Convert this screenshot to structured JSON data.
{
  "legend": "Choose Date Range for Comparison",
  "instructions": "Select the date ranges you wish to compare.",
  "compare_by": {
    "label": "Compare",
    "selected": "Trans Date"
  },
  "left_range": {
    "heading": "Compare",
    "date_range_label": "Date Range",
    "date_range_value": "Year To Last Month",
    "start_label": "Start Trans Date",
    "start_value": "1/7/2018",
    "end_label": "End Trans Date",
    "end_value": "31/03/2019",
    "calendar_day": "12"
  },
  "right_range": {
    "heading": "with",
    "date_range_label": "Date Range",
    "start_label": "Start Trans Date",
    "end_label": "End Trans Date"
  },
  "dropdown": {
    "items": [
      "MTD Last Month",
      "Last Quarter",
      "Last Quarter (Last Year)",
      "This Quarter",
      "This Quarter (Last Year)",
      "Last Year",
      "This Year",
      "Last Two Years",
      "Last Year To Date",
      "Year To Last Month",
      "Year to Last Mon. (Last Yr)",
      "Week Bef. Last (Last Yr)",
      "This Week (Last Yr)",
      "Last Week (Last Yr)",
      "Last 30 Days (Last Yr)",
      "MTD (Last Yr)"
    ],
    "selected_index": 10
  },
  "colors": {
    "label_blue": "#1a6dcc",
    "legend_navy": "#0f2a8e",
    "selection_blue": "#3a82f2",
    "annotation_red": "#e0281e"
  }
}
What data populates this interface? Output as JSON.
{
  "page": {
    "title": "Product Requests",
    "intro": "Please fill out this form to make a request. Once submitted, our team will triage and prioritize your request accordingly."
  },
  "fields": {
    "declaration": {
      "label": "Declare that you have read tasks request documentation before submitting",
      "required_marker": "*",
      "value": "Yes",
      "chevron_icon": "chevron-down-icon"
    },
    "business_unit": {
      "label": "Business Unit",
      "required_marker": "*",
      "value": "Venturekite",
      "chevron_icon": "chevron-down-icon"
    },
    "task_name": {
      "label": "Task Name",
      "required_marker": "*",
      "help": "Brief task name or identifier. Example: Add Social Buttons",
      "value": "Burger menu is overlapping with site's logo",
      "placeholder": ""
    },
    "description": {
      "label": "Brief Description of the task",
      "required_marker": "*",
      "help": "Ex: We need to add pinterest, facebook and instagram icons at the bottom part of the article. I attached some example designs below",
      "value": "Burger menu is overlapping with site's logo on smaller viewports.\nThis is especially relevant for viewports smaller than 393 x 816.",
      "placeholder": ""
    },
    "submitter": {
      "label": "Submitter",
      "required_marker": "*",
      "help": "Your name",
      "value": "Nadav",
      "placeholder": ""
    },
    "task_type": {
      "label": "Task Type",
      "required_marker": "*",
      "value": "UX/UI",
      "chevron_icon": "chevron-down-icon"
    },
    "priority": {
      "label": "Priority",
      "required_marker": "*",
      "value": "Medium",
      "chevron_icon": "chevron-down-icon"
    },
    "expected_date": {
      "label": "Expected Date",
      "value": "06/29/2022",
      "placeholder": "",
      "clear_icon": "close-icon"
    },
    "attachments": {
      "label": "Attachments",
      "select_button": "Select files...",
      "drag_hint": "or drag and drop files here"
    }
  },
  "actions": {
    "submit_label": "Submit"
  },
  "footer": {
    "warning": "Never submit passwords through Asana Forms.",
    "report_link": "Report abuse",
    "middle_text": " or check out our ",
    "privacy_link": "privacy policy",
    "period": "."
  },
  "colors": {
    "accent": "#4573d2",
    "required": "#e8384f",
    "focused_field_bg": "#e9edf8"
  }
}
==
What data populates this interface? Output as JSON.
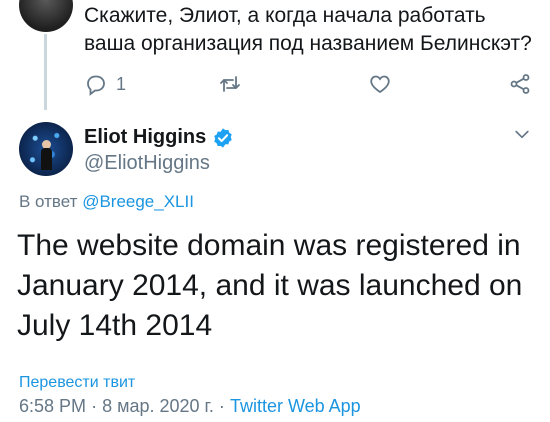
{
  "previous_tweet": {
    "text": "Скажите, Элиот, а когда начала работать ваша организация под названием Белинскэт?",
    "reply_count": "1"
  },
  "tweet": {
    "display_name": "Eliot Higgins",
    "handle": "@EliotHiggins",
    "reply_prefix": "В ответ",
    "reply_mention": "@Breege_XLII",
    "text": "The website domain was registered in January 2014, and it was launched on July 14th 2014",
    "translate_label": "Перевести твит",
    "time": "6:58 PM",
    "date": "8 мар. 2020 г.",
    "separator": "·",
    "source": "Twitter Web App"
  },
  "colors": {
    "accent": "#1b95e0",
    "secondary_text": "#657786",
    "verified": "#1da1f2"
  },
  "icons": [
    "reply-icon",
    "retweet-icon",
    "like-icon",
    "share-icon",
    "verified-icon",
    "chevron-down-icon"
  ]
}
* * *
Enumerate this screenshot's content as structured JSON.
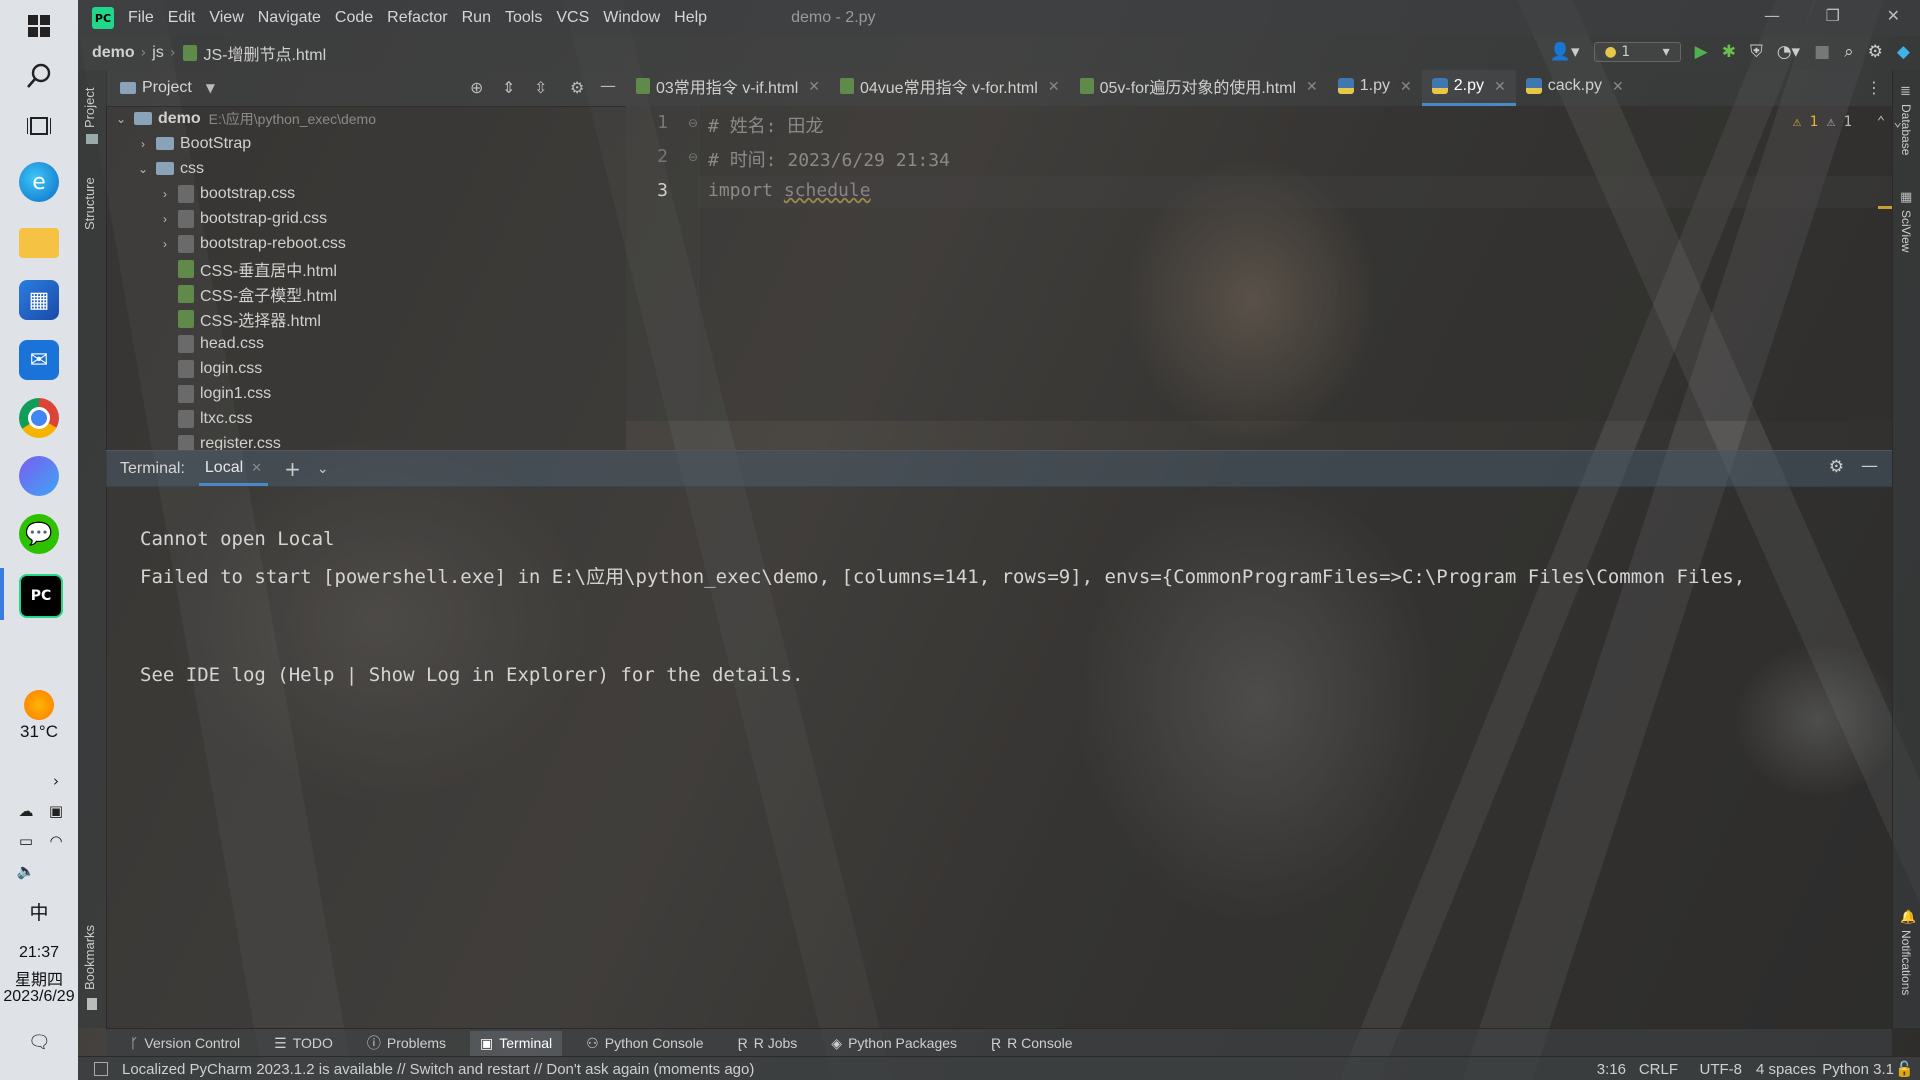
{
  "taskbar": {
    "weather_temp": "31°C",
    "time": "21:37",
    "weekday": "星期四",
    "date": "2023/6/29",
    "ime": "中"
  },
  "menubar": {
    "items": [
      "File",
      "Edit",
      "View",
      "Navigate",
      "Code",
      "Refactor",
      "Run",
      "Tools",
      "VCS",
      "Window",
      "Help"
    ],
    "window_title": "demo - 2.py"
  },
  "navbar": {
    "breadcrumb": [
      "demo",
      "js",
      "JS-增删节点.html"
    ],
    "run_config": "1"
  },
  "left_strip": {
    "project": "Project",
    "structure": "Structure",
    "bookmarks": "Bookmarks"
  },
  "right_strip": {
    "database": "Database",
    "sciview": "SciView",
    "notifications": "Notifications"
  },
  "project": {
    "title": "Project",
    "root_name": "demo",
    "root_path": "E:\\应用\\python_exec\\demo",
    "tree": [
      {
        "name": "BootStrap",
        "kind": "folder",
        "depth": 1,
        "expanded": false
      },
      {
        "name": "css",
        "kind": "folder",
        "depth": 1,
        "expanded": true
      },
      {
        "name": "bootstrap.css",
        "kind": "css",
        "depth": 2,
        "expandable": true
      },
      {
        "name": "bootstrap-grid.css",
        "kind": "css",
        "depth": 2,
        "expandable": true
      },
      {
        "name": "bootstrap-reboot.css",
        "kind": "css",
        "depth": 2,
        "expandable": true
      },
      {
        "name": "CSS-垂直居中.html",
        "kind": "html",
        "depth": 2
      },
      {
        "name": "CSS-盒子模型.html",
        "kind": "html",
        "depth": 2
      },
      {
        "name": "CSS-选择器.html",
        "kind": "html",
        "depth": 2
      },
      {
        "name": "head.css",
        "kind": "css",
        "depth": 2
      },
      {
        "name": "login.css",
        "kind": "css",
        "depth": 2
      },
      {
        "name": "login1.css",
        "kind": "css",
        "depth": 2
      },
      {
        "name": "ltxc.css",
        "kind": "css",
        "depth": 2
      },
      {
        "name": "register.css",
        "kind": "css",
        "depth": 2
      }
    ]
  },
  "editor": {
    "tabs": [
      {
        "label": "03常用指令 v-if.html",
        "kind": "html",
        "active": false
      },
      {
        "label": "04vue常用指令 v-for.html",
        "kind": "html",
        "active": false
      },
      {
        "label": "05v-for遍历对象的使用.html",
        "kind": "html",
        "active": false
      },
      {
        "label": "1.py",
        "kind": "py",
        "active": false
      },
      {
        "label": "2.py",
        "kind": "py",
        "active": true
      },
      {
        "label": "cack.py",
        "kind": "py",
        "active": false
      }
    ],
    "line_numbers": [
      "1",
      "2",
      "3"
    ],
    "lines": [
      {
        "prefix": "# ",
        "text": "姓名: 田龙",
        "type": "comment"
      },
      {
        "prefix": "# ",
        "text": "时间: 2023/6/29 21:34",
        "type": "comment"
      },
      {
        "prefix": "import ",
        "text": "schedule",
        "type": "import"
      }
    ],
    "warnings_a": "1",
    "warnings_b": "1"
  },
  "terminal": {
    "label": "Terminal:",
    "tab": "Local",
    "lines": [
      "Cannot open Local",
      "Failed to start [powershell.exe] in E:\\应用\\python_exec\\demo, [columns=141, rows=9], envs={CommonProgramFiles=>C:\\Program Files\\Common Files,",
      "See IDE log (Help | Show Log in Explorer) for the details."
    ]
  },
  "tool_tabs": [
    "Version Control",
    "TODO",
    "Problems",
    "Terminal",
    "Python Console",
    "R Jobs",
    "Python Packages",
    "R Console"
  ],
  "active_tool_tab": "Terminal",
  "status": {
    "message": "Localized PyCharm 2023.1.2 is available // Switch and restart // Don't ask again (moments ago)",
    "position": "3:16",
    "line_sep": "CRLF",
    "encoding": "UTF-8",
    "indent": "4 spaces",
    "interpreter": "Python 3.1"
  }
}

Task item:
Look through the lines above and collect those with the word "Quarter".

Solved problem:
      "Last Quarter",
      "Last Quarter (Last Year)",
      "This Quarter",
      "This Quarter (Last Year)",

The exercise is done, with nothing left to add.